RECORD EXTRACTS: Begin

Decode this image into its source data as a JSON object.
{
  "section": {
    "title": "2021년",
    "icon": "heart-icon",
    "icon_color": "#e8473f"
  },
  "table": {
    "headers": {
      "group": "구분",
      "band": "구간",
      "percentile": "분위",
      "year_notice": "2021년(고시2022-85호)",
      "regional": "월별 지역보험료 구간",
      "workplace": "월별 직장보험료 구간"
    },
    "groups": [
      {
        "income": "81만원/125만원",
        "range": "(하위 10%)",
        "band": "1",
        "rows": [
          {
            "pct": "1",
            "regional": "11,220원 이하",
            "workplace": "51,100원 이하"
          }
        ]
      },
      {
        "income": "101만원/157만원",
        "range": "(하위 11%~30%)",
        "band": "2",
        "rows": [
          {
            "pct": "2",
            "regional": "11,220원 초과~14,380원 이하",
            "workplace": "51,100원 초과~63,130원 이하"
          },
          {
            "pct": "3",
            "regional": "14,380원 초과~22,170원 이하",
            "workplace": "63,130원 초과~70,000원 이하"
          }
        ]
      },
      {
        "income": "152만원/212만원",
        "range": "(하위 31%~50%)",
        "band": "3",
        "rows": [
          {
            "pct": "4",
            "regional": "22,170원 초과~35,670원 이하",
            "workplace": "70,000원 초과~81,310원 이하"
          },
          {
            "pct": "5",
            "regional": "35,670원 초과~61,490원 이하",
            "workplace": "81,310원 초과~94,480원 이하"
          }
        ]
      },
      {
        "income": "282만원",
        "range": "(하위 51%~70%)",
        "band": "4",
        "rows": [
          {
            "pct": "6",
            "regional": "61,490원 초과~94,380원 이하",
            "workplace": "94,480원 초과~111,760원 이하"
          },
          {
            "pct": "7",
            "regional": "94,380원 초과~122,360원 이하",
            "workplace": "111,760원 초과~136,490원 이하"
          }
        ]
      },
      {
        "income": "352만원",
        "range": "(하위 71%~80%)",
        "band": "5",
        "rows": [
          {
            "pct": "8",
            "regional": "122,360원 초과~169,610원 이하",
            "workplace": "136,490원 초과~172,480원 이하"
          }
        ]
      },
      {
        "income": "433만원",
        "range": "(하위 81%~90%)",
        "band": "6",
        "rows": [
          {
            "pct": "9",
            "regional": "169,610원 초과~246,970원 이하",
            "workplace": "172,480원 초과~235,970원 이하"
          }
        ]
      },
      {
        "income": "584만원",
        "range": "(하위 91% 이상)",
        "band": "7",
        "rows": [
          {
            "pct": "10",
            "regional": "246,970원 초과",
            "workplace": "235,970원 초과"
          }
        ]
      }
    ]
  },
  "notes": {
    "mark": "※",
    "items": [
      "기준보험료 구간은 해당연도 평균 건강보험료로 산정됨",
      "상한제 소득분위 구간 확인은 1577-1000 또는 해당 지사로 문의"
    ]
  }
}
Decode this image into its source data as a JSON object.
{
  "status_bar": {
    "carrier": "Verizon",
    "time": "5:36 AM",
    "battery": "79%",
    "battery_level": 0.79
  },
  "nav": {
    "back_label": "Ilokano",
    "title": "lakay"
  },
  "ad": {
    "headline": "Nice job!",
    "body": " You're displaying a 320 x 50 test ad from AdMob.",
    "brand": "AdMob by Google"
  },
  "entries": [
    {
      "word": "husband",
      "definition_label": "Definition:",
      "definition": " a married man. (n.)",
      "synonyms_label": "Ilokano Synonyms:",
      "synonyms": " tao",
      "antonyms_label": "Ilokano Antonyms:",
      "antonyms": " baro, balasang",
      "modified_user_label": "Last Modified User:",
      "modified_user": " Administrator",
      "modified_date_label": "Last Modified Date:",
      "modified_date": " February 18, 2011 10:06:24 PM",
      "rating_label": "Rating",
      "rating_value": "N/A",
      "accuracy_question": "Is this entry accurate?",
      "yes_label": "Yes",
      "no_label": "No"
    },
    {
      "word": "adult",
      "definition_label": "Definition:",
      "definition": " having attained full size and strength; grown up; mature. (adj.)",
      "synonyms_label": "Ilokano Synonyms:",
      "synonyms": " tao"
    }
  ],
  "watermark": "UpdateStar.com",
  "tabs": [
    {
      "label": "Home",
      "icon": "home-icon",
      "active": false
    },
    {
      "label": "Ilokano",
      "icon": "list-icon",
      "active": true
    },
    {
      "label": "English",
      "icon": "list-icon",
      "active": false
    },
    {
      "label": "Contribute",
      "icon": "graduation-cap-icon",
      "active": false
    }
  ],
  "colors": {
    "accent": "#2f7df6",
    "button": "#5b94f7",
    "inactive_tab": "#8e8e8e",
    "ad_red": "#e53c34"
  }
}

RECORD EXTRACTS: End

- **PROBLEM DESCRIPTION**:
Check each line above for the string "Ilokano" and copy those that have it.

- **EXERCISE ANSWER**:
    "back_label": "Ilokano",
      "synonyms_label": "Ilokano Synonyms:",
      "antonyms_label": "Ilokano Antonyms:",
      "synonyms_label": "Ilokano Synonyms:",
      "label": "Ilokano",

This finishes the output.